Do you know what else isn’t a bad idea? Sending him down to the AHL. He would play top-six minutes there and he could potentially put up a lot of offence. Höglander would work not just on his offensive consistency but his defensive game (something he struggled with last season) down in the Abbotsford. He won’t be down there long, however. One injury in Vancouver to the forward core and Höglander taking an Uber to Rogers Arena.
I would like to see Höglander start the season with the Canucks but won’t be upset if he does start in Abbotsford.
Will Quinn Hughes on the right side work?
I wrote about Quinn Hughes on the right side in Avid Thoughts a couple of weeks ago.
At training camp, Hughes was indeed on the right side. This is going to take some time to get used to.
Apparently, Hughes took some time adjusting and according to Thomas Drance of The Athletic, he improved.
“I’ve played right a lot growing up,” Hughes told the media on Saturday per the Rinkwide Podcast.” I actually think it’s a little bit easier defending off the rush because on the left it’s a reach and you can just poke check on the right.”
Again, I’m not against the idea of having Hughes on the right side. It makes that side even better.
But now the left side needs help. Oliver Ekman-Larsson is the best option on the left with Hughes on the right. Jack Rathbone has potential but the top four? Not yet. Travis Dermott is capable of playing on the left side and could work. There is also Danny Dekeyser who was signed to a PTO. He has struggled with injuries and has defensively declined since 2016.
Dekeyser will likely be the seventh defenceman or get time in Abbotsford if they do decide to keep him. I don’t like the idea of him with Hughes.
Hughes needs a partner who is defensively stable like Chris Tanev was. OEL was good defensively last season but that does not guarantee he will be this season. The pairing of OEL-Hughes is probably the best option.
I think Hughes will be fine on the right side. As I’ve said before, it will take a bit of time to fully adjust.
Will Jack Rathbone stick around in the NHL this time?
This year’s training camp and preseason are make or break for Rathbone. Well, maybe not that but this is Rathbone’s biggest chance to prove he is an NHL player.

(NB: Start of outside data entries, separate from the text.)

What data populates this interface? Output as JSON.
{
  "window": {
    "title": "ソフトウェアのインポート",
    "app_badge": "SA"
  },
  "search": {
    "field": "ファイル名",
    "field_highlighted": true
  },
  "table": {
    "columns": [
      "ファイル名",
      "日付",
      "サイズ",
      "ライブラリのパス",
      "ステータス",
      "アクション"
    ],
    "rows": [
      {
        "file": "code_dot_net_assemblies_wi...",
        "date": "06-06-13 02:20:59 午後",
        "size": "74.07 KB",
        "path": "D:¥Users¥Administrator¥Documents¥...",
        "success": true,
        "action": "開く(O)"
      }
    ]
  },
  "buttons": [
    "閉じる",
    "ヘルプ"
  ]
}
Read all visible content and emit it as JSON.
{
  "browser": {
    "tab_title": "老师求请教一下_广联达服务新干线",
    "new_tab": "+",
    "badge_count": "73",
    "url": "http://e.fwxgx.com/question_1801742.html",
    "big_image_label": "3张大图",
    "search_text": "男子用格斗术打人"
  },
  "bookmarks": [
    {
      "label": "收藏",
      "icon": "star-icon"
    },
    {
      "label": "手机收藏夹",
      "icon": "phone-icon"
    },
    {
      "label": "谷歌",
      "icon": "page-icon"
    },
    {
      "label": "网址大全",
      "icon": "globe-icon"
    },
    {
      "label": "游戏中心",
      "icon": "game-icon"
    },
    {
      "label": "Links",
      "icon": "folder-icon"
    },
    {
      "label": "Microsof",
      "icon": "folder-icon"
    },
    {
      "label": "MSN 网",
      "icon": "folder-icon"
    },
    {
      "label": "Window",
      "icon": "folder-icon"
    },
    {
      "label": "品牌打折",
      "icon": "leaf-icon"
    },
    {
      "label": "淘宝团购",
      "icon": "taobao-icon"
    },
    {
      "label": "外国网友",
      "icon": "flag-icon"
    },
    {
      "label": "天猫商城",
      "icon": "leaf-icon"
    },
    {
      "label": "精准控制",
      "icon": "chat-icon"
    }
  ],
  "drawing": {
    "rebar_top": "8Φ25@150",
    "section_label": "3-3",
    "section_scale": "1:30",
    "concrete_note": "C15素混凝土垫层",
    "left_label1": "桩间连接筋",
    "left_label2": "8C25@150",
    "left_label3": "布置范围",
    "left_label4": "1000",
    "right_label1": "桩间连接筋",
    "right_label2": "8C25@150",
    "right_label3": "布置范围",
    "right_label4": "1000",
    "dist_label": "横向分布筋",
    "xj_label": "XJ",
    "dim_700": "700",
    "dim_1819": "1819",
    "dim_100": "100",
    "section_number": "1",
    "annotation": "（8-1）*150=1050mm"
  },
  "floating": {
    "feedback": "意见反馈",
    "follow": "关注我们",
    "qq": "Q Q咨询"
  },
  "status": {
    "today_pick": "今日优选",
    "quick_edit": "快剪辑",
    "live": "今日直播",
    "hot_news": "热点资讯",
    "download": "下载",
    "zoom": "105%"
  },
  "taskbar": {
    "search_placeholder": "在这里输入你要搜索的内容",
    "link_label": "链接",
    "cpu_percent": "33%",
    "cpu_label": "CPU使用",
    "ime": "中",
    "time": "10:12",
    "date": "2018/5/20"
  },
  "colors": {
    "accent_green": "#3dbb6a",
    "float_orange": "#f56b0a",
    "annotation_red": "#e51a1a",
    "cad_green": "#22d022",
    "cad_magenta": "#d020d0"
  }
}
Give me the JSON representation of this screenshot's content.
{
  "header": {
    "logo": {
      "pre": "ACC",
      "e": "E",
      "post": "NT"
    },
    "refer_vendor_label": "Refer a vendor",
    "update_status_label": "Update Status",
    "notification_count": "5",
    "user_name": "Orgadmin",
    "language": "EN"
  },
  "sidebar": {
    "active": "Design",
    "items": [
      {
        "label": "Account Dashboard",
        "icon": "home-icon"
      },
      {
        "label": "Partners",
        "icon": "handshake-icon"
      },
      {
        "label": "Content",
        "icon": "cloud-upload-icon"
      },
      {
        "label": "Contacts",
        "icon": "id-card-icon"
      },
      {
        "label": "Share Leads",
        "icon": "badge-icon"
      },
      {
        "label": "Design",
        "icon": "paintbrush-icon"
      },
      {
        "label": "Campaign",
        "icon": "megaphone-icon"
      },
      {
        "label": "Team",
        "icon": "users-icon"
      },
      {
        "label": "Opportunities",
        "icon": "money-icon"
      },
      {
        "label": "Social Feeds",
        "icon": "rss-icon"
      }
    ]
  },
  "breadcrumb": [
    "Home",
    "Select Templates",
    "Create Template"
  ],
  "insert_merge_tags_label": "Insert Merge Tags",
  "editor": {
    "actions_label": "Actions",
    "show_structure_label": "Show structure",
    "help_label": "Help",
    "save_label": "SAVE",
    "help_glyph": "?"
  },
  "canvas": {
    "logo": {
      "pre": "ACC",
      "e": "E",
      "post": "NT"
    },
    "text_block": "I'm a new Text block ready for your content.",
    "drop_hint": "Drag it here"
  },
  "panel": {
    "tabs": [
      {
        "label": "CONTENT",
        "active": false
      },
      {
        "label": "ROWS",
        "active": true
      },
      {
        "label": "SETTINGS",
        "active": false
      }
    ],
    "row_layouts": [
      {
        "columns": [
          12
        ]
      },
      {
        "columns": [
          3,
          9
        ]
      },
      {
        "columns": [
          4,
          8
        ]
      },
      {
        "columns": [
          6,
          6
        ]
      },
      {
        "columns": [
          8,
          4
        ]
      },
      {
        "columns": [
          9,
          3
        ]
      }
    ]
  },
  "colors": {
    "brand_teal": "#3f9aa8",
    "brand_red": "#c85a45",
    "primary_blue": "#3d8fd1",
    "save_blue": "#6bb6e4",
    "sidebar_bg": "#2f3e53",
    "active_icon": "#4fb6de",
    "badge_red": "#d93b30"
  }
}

It’s his spot to lose.
Last season, he spent most of the year with Abbotsford and looked good down there.
“It’s my job to force their hand,” said Rathbone at the start of training camp per Jeff Paterson of the Rinkwide Podcast.
Rathbone has got the offensive skills and skating ability but his play away from the puck is what he needed to work on. According to an article by Canucks Army’s Noah Strang, Rathbone’s expected goals against per 60 minutes was 2.85. That was the worst of any defenceman that has played more than 50 minutes for the Canucks this season. The article was written in February but the stat is still accurate.
“I learned a ton, (last season)” said Rathbone per Sportsnet’s Iain MacIntyre. It was a little bit of stop and go, just with the injuries. But the time that I did get, both up and down, it was something that I don’t take for granted and something that I kind of gained confidence from and I’m able to come into camp this year just a little bit more ready to go.”
Rathbone has the chance to show that he has learned how to defend better in Abbotsford and must apply that to the NHL. If he earns Boudreau’s trust, we’ll see him in on the opening night lineup. He’s got the tools to be a decent NHL defenceman.
We all know the Canucks defence as a whole isn’t good but Rathbone can make it slightly better. If the Canucks want playoff hockey this season, Rathbone just can’t make the opening night roster, he has to show he can stick around.